Back in 1989, New Belgium's founder (and then-aspiring home brewer) Jeff Lebesch embarked on a European bike tour to visit a laundry list of villages well-known for producing beer. He returned home to Colorado with a litany of recipes to test out, which resulted in his first two successful creations: a brown dubbel he named Abbey, and an amber he called Fat Tire, an homage to the two-wheeled European voyage that inspired him. The notion that a single trip to Europe can change your life's path is a tired cliche, but that's exactly what happened.

Two years later, he was earning enough praise from friends on his beer that he enlisted the help of his wife Kim to spread the word, which she did by literally knocking on neighbors' doors.

The hustling paid off big time, as New Belgium earned a great reputation right in the midst of the craft brew boom in the mid '90s. It's held onto it, too. These days they do nearly $200 million in annual sales, and employ over 480 people.

The Fort Collins facility produced nearly 1 million barrels last year. And to keep up with production, as well as to help expand their footprint, they're opening a 100,000-square-foot distribution facility in North Carolina later this year.

Today, they're the third-largest craft brewery and the eighth-largest overall brewery in the U.S.

The brewery produces 11 different varieties year-round, including the signatures Fat Tire and Ranger IPA, plus a number of small-batch and limited-edition seasonal brews.

Not to mention a few crazy-delicious suds aged in wood, like their sour La Folie Brown Ale, and the sour dry-hopped Le Terroir Sour Ale. The sour beers have grown so popular that they've decided to double their foeder (wooden barrel) capacity.

To ensure flavors are consistent and for other quality assurance purposes, New Belgium has its own team of microbiologists and chemists who test each batch.

If only you'd known that being good at science could land you a well-paying gig working with beer all day, you might have paid a little more attention in class. 
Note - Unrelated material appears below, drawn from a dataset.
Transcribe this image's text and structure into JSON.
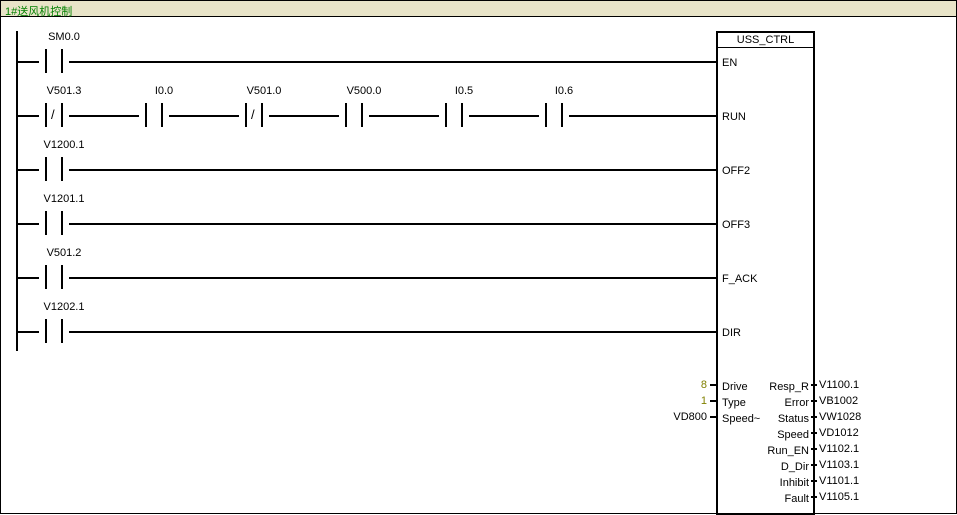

They also have cadre of professional tasters with exceptional palettes to help them concoct new and unique fermented goodness.

In keeping with the brand's independent spirit, the brewery goes out of its way to be as energy-efficient as possible. Their goal is to become entirely wind-powered, and until then they pay an extra rate to ensure theirs comes from the cleanest source possible. They also use special energy-efficient kettles that can boil wort during production with exceptional speed.
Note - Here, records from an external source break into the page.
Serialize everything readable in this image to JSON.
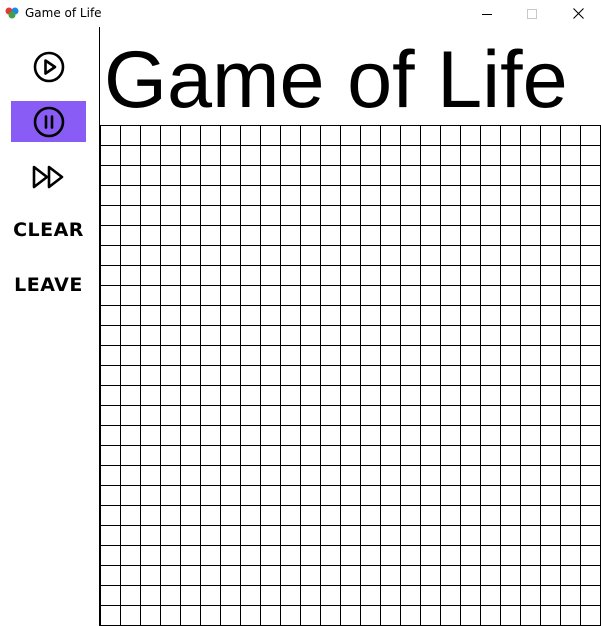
{
  "window": {
    "title": "Game of Life",
    "controls": [
      "minimize-icon",
      "maximize-icon",
      "close-icon"
    ]
  },
  "sidebar": {
    "play_icon": "play-circle-icon",
    "pause_icon": "pause-circle-icon",
    "fast_forward_icon": "fast-forward-icon",
    "clear_label": "CLEAR",
    "leave_label": "LEAVE",
    "active_color": "#8a5cf6"
  },
  "main": {
    "heading": "Game of Life"
  },
  "board": {
    "columns": 25,
    "rows": 25,
    "live_cells": []
  }
}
Even better, 10% of the HQ's power comes from methane gas created as a byproduct of their on-site water treatment plant, converted inside this special bubble setup.

For two years now, New Belgium has been 100% employee-owned. That sort of collective mentality makes for a unique work environment, and is a big part of why the company has made it onto a few "best places to work" lists.

Judging by this midday ping pong sesh next to the bottling line, we can see why.

If you want a closer look, hitch a ride on one of their guided tours to see behind-the-scenes production, and be regaled by stories of how their most popular beers came to be. Or, you could skip all that and just hit their on-site Liquid Center to fill up growlers and taste their entire lineup of big- and small-batch suds. 


Joe McGauley is a senior editor at Supercompressor. Coincidentally, his appreciation for great beer is giving his midsection quite the fat tire.